[WORK INSTRUCTION]
Among the entries that follow, how many lines contain the string "Jewellery"? Write the number alone.

== GIVEN DATA

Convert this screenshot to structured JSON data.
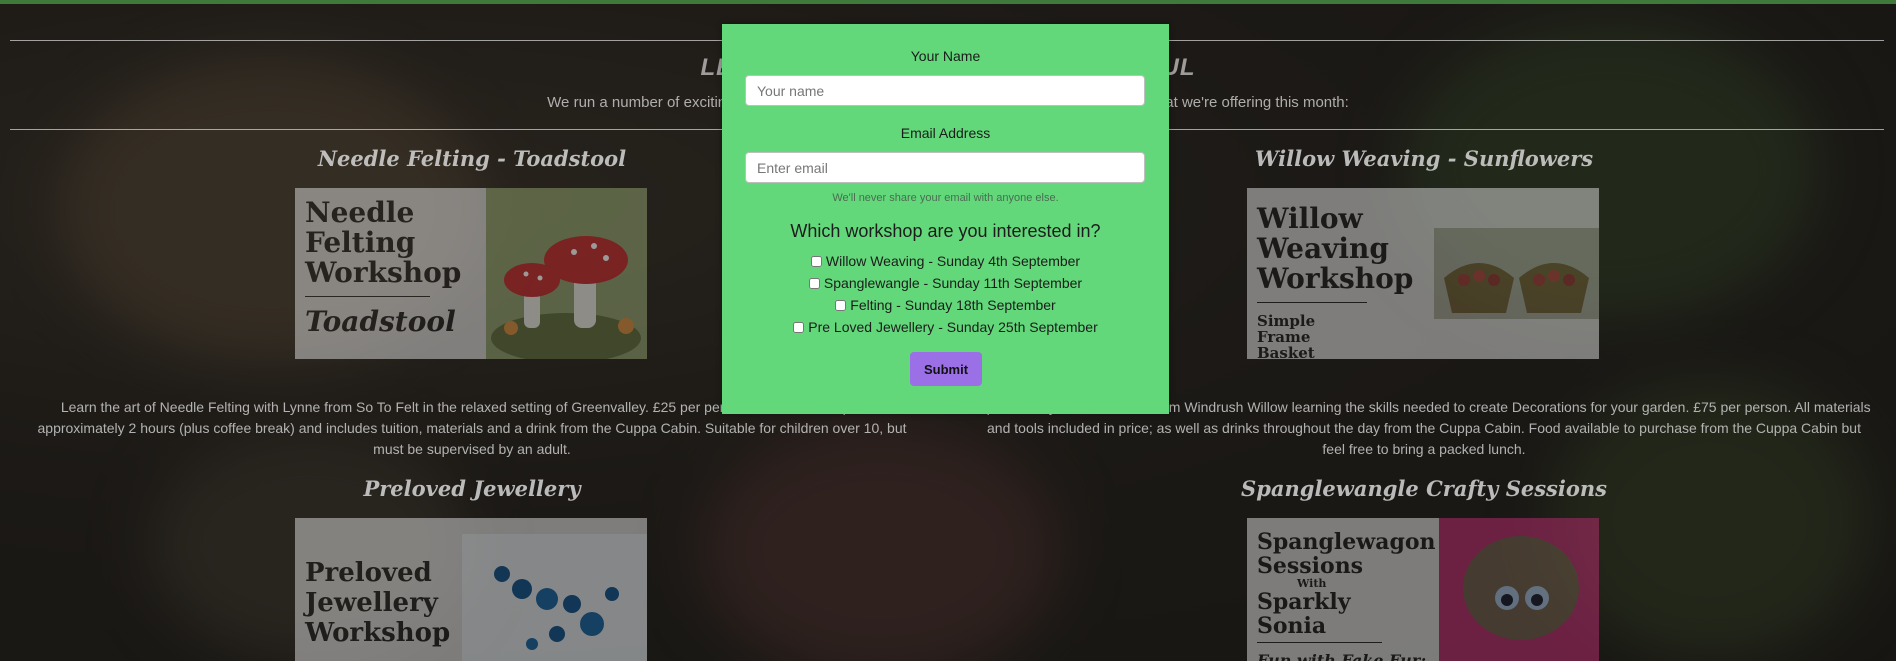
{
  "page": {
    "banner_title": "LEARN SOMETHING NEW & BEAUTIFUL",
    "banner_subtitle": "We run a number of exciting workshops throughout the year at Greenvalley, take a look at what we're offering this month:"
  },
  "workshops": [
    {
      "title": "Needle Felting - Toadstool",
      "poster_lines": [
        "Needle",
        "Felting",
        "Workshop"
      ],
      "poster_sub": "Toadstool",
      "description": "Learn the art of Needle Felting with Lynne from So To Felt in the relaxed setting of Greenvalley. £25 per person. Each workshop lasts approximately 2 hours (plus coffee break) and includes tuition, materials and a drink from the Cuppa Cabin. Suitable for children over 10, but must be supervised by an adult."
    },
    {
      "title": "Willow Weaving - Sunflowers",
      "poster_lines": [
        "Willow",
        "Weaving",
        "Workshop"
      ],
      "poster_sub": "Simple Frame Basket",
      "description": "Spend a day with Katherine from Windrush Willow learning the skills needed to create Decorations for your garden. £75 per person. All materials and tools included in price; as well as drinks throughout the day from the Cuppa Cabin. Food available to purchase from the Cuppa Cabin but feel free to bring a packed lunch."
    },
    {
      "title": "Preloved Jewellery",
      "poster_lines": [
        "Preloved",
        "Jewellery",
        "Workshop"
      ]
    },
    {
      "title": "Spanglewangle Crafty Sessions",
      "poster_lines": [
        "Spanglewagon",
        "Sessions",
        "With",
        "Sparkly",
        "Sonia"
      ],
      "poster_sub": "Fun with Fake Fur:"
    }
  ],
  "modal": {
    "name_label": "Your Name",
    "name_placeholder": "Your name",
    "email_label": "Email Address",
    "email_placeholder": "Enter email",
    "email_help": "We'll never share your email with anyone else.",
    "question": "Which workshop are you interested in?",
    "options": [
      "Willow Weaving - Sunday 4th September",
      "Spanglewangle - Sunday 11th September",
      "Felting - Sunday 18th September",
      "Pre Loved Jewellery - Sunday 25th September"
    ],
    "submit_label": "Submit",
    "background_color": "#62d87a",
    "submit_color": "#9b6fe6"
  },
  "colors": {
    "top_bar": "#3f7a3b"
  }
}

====

[SOLUTION TO THIS PROBLEM]
3